I’m feeling a little guilty. In this post from last week I glorified one snack food and all but slandered one of my very favorite snack foods ever, popcorn. But you see, the popcorn I love must be made under certain circumstances with certain people; it’s no ordinary popcorn. Let me explain.
My junior year of college was crazy. Think reading-Brothers Karamazov-in-one-week crazy and why-in-the-world-did-I-think-I-wanted-to-learn-Greek? crazy. It was crazy for my friends too. One night Robin had to finish a large number of figure studies sketches before class the next day, and, lacking other models at 2 a.m., she sketched Laura, head bent over Beowulf translation work, and me, literally snoozing over paradigms and case endings charts. We were exhausted, we were loopy, we were desperate.

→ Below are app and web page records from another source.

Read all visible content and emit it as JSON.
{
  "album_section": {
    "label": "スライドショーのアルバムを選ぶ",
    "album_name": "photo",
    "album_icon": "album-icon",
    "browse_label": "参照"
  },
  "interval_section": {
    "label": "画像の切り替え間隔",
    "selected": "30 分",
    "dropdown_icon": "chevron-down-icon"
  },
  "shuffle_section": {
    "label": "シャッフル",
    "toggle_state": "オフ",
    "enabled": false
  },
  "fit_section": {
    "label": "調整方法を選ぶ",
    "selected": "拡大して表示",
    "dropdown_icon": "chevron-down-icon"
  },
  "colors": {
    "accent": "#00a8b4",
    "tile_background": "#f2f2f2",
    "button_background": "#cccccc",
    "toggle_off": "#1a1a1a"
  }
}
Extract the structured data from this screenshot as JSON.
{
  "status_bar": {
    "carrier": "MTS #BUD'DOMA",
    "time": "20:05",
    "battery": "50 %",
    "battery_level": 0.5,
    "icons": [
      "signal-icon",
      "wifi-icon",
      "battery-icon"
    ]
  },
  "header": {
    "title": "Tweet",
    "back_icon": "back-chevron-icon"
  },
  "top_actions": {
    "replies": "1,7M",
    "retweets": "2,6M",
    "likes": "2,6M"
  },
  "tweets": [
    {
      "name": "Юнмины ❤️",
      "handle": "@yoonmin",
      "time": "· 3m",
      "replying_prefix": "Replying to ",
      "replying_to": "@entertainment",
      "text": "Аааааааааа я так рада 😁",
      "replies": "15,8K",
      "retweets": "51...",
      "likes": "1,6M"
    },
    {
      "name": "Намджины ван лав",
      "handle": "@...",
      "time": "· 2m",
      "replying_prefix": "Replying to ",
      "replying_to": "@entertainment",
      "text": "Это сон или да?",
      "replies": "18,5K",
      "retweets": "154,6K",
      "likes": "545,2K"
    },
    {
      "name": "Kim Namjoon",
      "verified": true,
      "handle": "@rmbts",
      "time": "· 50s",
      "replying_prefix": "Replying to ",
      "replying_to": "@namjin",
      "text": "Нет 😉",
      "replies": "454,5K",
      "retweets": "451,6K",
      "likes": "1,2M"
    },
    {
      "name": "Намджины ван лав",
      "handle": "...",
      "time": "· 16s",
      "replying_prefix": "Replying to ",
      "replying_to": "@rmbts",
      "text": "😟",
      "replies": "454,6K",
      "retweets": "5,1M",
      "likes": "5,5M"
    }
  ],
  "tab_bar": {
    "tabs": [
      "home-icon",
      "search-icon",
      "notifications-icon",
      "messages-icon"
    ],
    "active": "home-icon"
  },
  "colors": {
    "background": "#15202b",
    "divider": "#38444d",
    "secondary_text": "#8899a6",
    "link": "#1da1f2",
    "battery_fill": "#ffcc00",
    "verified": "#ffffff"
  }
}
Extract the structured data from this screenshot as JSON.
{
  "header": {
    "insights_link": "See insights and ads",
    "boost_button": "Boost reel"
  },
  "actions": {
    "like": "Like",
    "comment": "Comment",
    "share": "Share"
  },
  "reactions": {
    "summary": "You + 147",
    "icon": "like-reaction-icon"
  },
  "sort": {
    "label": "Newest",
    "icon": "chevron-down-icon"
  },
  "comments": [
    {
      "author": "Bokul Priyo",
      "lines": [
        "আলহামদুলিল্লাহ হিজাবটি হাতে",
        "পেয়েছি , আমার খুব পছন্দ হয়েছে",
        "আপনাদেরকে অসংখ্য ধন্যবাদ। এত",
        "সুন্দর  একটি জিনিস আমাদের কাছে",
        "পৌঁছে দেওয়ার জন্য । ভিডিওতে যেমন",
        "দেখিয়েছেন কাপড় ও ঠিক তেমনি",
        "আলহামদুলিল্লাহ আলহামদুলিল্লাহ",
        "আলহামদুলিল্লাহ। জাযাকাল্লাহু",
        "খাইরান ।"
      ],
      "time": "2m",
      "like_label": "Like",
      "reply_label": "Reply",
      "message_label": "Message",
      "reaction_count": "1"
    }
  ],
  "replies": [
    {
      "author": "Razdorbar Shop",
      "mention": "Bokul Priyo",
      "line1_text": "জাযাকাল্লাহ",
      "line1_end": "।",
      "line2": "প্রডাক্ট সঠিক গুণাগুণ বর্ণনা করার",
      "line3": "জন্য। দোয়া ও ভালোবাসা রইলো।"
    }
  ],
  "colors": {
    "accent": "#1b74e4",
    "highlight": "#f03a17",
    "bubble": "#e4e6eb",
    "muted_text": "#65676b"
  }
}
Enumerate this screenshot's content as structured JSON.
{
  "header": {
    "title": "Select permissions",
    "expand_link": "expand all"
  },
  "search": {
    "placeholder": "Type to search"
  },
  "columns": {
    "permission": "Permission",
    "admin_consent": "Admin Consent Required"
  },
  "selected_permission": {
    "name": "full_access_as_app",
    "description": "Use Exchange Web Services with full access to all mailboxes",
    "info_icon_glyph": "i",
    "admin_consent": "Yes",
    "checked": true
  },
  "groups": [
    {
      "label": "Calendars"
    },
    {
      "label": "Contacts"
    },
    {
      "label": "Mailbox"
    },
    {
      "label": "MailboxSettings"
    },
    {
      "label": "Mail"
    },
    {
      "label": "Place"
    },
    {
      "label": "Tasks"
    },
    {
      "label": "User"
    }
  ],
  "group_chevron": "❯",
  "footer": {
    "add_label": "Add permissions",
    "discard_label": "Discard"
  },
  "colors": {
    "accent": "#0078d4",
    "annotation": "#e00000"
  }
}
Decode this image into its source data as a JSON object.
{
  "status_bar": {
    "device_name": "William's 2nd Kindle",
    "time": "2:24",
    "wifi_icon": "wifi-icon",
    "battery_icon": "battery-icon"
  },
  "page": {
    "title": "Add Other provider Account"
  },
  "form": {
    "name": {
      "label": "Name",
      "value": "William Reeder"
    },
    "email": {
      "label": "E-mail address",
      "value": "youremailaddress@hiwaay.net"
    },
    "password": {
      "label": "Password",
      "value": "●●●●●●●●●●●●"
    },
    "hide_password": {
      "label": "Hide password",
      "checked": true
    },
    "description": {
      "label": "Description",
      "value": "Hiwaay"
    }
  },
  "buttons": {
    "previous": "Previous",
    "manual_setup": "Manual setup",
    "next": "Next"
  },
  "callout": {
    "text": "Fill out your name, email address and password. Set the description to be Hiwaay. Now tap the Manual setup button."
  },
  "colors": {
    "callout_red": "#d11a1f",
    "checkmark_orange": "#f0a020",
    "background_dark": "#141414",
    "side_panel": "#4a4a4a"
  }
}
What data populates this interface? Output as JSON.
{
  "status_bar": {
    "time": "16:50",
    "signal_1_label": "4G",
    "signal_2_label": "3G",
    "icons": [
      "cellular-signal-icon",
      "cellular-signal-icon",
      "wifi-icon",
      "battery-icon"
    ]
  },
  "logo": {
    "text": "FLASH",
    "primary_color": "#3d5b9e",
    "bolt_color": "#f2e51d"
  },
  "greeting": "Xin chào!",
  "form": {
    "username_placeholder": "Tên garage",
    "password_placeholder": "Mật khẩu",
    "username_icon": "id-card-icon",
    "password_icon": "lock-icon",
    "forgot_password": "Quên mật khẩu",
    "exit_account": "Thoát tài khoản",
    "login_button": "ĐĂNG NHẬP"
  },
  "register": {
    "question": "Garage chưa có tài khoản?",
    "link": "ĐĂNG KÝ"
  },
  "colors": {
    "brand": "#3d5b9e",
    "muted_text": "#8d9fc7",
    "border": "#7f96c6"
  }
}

In the midst of our desperation, though, we three found solace and energy in our nightly popcorn breaks. We trekked from our dorm rooms down the hall to the dorm kitchen bearing a bottle of olive oil, a shaker of sea salt, a red plastic bowl and, most importantly, a bag of popcorn kernels. Robin had mastered the olive oil routine. She carefully poured a stream of olive oil in the pan and then tilted the pan to coat the entire bottom. When the two kernels we put in the pan popped, Laura would quickly pour in the rest of the kernels. Lid back on the pan, we took turns shaking the pan as the kernels began their frenzied popping. When the popping sound grew few and far between and the white puffs began peeking out from beneath the lid, we poured the hot popcorn into our red plastic bowl and showered it with sea salt. No butter, no parmesan, no sugar. Fresh, homemade popcorn only needs sea salt.
Part of the solace we found in our popcorn breaks was doing something together, something that was fun and produced immediate results. The other part was in the conversation that ensued as we sat cross-legged on the dorm room floor, circling the popcorn bowl. This was a time to clear our minds from schoolwork and let our minds wander to other things in life. Robin would open up her art history books and give us short lessons on an artist she’d read about. We’d wonder together, “What is Postmodernism, after all?” Oh yeah, and then there was “Five Minutes.” We had five minutes—and five minutes only—to talk about boys. When the timer was up, the conversation changed. And when the last kernels in the bowl were eaten up, it was time to head back to our schoolwork.
Moral of the story: when you make fresh, homemade popcorn, share it with friends. That’s half the experience.
Making popcorn on the stove is really easy—don’t let it scare you away!
- Simply choose a sturdy saucepan with a lid (larger if you want more popcorn, smaller if you want less).
- Pour in enough olive oil to coat the bottom of the pan.
- Now, there are actually two methods for this next step and I think they both work equally well. You can either put just two popcorn kernels in the pan, wait for them to pop and then pour in the rest of the kernels OR you can put all your popcorn kernels in the pan at the beginning. Regardless of which way you choose, you want to put in enough kernels to coat the bottom of the pan in a single layer. No double-high kernels here; if you want more, you’ll simply have to make another batch or use a bigger pan.
- With the pan turned on to medium-high heat, listen carefully for the sound of the first kernels popping. Shake the pan side-to-side occasionally so the popcorn doesn’t burn. You don’t need to shake it constantly; just a few times.
- When the popping stops, remove the lid (carefully! The steam will be hot!) and pour into a bowl. Sprinkle with salt and share with friends.